Start of AVAILABLE DATA
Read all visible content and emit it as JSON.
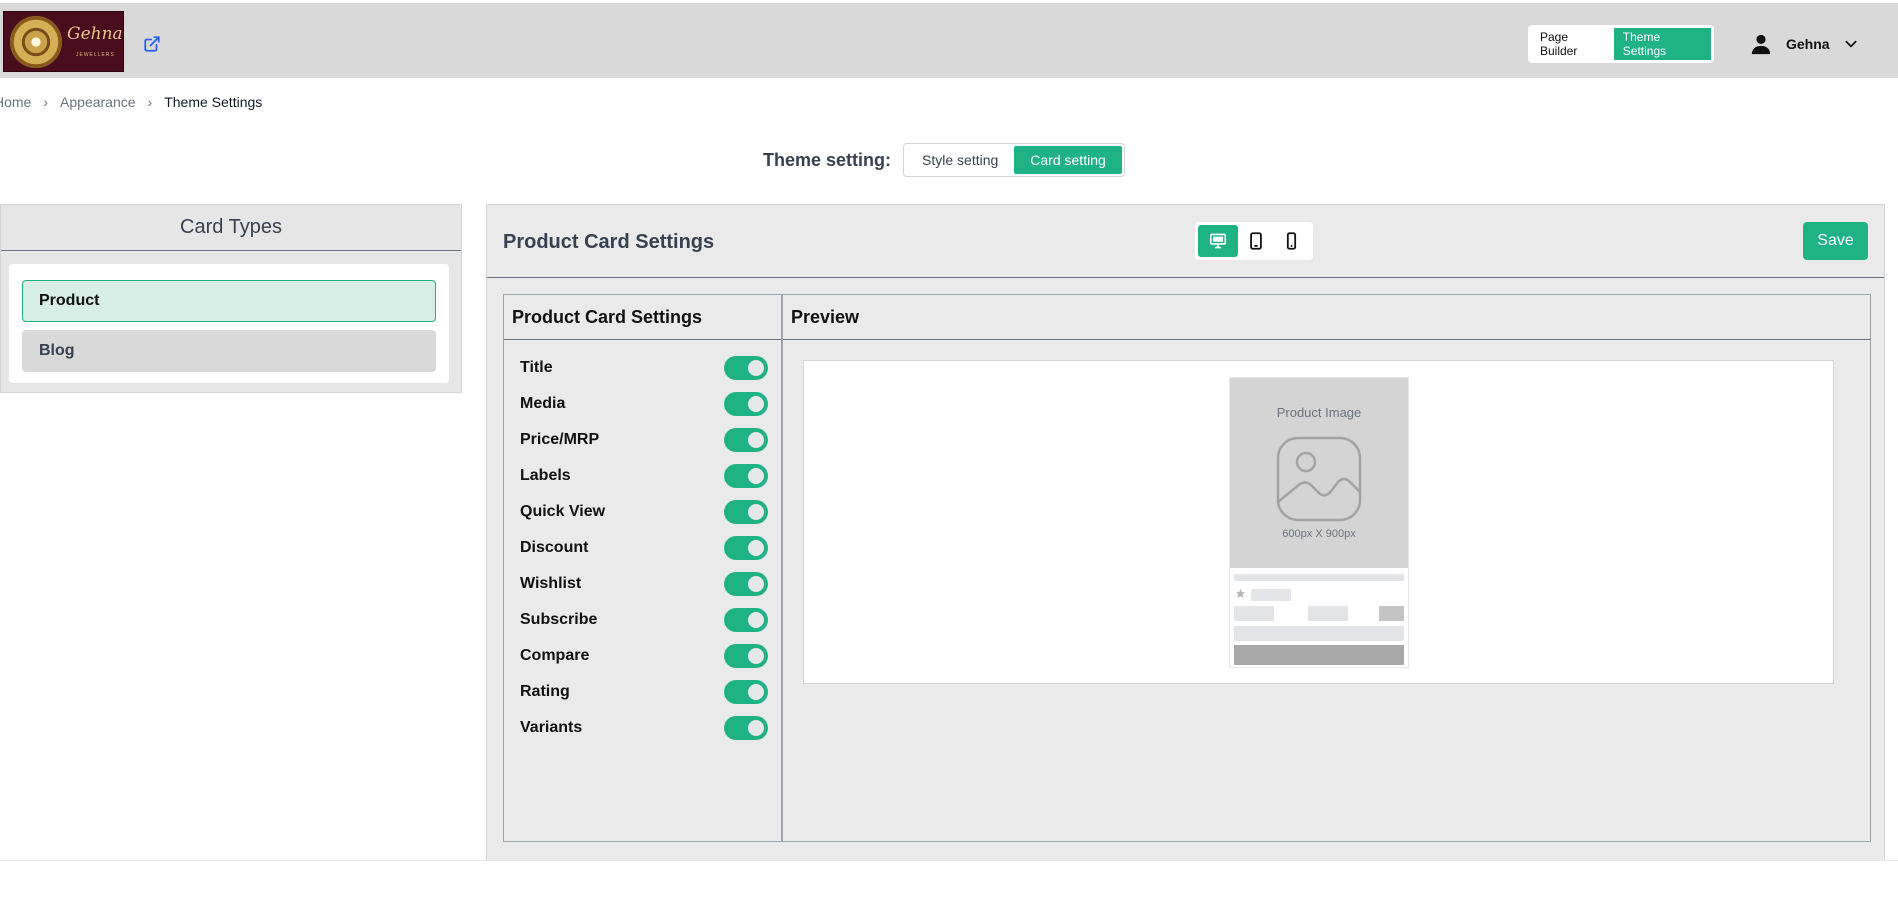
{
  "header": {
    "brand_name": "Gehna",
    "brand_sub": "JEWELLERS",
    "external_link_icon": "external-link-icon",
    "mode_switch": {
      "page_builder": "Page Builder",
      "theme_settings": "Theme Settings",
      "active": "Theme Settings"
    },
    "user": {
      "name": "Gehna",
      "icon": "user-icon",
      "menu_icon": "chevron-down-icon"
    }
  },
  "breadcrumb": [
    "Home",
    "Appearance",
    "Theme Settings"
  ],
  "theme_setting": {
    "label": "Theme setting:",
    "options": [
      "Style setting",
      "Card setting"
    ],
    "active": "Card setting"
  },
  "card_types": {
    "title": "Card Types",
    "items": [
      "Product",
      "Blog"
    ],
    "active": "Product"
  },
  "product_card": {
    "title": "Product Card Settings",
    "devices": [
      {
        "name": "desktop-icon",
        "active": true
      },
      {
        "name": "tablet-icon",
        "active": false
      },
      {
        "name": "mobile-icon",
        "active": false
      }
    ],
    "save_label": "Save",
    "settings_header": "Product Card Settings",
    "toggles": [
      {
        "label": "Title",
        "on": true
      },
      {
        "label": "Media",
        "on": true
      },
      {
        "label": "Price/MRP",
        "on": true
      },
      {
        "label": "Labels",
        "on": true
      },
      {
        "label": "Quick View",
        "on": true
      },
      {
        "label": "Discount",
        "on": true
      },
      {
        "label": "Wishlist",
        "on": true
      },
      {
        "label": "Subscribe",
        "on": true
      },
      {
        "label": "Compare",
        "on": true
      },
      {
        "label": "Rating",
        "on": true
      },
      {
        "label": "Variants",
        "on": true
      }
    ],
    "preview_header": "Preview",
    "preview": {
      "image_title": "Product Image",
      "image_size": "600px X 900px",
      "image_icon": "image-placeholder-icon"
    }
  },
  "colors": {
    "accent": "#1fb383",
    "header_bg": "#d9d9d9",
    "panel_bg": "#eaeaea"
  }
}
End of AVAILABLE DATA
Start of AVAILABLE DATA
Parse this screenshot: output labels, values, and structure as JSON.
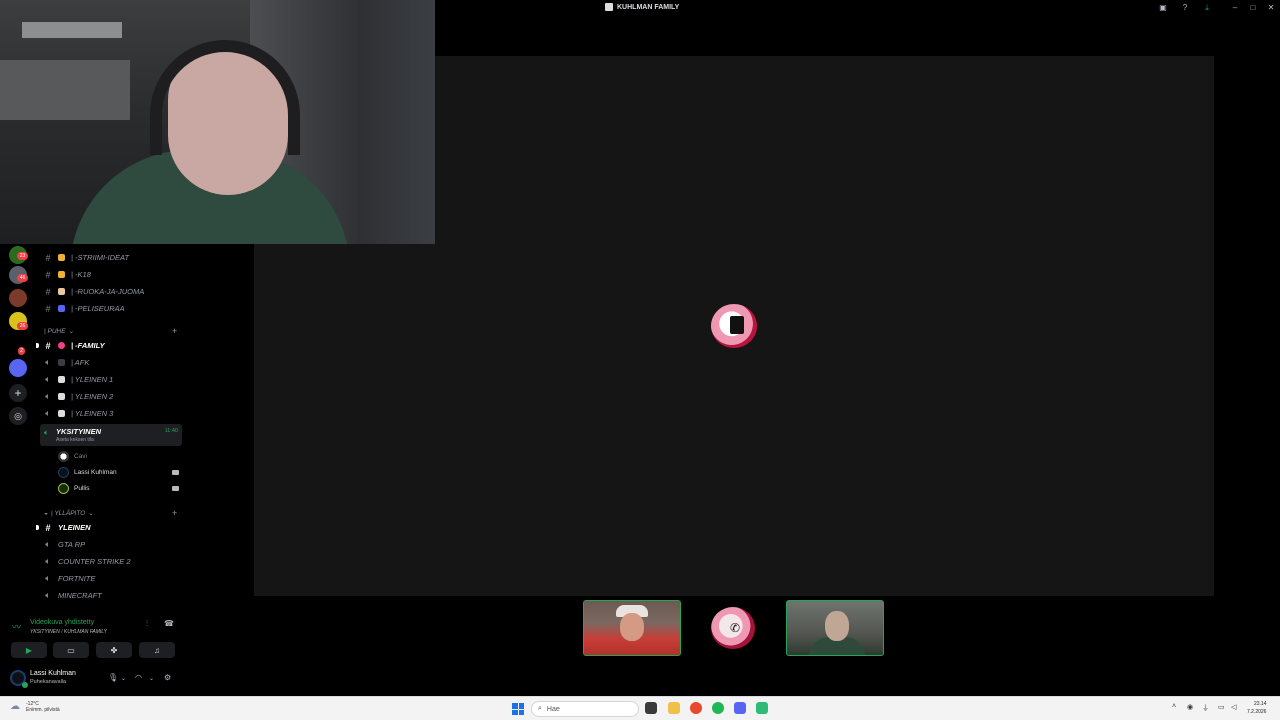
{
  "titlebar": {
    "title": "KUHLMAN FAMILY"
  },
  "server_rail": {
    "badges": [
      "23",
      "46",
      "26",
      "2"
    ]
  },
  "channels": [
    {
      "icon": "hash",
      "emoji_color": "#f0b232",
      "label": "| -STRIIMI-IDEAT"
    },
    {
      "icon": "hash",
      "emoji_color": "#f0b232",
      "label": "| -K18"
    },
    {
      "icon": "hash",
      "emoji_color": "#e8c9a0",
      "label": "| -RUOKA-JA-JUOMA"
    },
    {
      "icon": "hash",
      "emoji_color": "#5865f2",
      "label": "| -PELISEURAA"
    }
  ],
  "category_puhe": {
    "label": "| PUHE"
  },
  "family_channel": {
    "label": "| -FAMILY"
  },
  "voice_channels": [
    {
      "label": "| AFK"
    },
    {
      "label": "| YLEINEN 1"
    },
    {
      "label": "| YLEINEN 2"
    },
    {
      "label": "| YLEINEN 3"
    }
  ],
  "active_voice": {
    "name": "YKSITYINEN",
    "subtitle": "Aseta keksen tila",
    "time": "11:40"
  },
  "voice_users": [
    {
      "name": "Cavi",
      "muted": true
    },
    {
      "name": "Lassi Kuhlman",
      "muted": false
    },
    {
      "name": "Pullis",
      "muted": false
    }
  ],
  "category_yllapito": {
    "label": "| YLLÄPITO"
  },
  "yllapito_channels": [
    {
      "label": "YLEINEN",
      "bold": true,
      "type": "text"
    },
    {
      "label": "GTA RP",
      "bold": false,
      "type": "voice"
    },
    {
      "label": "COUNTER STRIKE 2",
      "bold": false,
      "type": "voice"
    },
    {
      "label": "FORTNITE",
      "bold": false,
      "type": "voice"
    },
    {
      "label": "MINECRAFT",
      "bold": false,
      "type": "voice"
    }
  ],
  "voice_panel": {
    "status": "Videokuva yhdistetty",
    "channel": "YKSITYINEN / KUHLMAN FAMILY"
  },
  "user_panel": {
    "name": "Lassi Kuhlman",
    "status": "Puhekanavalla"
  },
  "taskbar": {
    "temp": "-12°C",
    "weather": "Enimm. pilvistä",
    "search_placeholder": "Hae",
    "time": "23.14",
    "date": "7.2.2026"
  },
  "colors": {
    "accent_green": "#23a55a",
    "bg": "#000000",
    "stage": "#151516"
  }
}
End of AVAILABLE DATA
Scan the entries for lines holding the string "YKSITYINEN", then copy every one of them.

- [EXERCISE RESPONSE]
    "name": "YKSITYINEN",
    "channel": "YKSITYINEN / KUHLMAN FAMILY"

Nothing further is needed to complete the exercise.